Task to carry out
In the records below, find each line that holds "from" and return it.

(Beginning of Recorded information)

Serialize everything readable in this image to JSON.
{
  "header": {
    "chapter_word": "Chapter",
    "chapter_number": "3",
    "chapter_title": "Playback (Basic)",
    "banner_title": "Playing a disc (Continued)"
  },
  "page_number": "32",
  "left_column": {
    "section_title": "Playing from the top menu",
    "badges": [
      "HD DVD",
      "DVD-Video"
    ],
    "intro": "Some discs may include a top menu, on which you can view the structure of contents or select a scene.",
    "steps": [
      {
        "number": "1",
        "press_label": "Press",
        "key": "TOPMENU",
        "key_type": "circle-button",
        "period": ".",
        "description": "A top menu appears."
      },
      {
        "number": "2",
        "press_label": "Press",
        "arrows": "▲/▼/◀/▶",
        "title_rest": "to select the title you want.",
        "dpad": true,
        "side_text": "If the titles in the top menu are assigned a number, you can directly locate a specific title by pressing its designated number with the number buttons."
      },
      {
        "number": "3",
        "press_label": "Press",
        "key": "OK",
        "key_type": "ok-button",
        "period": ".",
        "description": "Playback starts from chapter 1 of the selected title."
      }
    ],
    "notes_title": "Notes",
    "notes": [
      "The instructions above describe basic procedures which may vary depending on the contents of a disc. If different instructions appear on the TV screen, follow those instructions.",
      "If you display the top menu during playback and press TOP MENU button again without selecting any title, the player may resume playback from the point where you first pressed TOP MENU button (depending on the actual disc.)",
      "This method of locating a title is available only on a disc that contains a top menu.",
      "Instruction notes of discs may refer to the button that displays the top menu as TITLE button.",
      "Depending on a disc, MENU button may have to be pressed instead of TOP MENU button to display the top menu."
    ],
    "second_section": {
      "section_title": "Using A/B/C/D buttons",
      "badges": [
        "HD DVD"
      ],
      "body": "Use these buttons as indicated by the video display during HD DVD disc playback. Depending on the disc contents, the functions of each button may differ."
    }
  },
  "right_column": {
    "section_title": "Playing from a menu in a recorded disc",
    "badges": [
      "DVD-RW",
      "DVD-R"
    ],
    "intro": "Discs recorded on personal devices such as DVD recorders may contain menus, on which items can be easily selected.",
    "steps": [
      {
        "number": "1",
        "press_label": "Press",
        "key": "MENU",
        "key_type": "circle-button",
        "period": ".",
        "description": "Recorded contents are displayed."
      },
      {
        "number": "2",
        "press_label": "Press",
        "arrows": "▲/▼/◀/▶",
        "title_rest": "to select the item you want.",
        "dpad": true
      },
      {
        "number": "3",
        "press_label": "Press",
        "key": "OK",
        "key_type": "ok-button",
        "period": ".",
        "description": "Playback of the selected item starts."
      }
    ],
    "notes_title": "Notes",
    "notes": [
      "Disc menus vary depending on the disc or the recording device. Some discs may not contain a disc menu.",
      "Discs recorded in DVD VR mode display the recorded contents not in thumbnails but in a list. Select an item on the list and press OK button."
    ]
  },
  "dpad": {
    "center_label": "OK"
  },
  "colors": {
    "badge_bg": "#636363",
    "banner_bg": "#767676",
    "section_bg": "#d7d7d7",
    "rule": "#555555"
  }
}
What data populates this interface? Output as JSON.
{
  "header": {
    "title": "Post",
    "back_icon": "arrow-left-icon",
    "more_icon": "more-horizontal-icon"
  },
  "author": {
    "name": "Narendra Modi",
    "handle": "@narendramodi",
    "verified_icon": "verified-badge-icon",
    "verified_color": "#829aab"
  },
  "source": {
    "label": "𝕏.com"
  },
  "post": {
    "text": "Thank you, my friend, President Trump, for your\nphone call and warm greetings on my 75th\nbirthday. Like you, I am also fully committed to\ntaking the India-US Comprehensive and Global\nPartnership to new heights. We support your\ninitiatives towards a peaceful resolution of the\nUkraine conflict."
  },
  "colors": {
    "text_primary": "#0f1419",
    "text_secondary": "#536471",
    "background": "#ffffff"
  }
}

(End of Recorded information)

Result of the task
    "section_title": "Playing from the top menu",
        "description": "Playback starts from chapter 1 of the selected title."
      "If you display the top menu during playback and press TOP MENU button again without selecting any title, the player may resume playback from the point where you first pressed TOP MENU button (depending on the actual disc.)",
    "section_title": "Playing from a menu in a recorded disc",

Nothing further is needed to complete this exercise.